Dragon Door: So you did the relay at the end as well! That was a killer last year! If you could build a team, what approach would you take?

Chawkeen Graham: If I was building my own team I would try to find well-rounded athletes who are at least somewhat familiar with the exercises and workouts. If they're kind of new to the events, it would help to have a background in general training—kind of like the teammate who we added as a last minute replacement. He is a well-rounded athlete. We train together and do a lot of volume on a regular basis, so it wasn’t as big of a deal for him to do this amount of work. The team also needs people who are willing to train for a diverse challenge, work hard for a long day, and who will have a fun time.

Dragon Door: What advice would you have for someone considering competing in the KETTLE PRT next time?

Chawkeen Graham: Look forward to a fun, challenging day. It is a great community. Everyone was nice and worked together. Even though I didn’t know many of the people going in, everyone was willing to help, push, and cheer each other on. In general, be prepared for the workouts because it will be a long, tough day. You're going to be feeling sore the next day!

Ease into training for the competition, and don’t try to take it all on at once because you'll find yourself hurting and feeling tired. It’s important to learn how to manage your time with the volume of the event. And you will be spending a lot of time at the gym training for it—sometimes even learning new techniques for the events. It takes even more time to learn and practice some of the more technical, skillful movements. Take the time to learn and practice each movement, that’s the approach I would recommend. I’m still working to get better at the events, and have a lot of room for improvement.

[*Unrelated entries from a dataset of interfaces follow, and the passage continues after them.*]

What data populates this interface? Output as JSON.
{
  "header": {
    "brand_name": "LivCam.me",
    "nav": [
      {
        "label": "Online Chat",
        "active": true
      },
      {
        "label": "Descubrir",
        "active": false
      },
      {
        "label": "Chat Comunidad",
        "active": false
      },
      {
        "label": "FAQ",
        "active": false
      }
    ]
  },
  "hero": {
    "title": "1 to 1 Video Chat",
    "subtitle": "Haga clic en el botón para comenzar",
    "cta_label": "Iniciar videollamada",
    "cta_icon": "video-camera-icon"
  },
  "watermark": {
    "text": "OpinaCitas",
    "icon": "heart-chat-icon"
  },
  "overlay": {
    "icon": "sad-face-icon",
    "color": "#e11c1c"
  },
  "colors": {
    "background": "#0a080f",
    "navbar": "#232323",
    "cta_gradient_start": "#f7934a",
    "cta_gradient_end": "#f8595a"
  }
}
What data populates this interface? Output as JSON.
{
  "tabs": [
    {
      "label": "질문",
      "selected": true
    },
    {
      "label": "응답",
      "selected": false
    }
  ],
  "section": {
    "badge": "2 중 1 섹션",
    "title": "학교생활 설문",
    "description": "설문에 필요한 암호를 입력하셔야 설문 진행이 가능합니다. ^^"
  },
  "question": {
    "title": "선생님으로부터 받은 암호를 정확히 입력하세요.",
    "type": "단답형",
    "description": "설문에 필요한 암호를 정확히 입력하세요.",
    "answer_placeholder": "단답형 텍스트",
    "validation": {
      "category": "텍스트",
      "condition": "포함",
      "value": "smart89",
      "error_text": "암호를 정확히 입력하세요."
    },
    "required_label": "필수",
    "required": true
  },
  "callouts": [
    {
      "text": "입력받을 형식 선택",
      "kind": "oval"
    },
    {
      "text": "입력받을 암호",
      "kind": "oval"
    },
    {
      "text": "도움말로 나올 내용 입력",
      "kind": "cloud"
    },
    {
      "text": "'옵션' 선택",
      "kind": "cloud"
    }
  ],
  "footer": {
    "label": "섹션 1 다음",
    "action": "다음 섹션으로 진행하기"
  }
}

Dragon Door: Did you do anything differently for your second KETTLE PRT?

Chawkeen Graham: The first time, the competition was totally new to me, but at the second one I had more experience. This time I knew what to expect, which was a mental confidence boost. I was prepared and ready. They changed some of the rep schemes for the relay at the end, but otherwise the events were very similar. This time was definitely better because I knew what I was getting myself into! Still, my nerves were still going and it’s a good adrenaline rush.

Dragon Door: It sounds like there will be more KETTLE PRT competitions in the future, do you plan on competing again?

Chawkeen Graham: Yes I certainly do! I feel like everybody should at least try it once. It’s a good time and you meet a bunch of new people who are also into fitness. At first I didn’t even realize there would be an award for an individual winner. I thought it was mainly a team thing, so the individual win the first time around was a surprise.
The second time I knew about the prize, but was mainly focused on the team. With the teams in competition it’s great because there are more people to share the responsibility, and it’s more fun. Try it, and don’t be nervous to the point that it holds you back!

Chawkeen Graham Deadlift thumbnailChawkeen Graham coaches at The Gymnastics Factory. He can be contacted by email or on Facebook: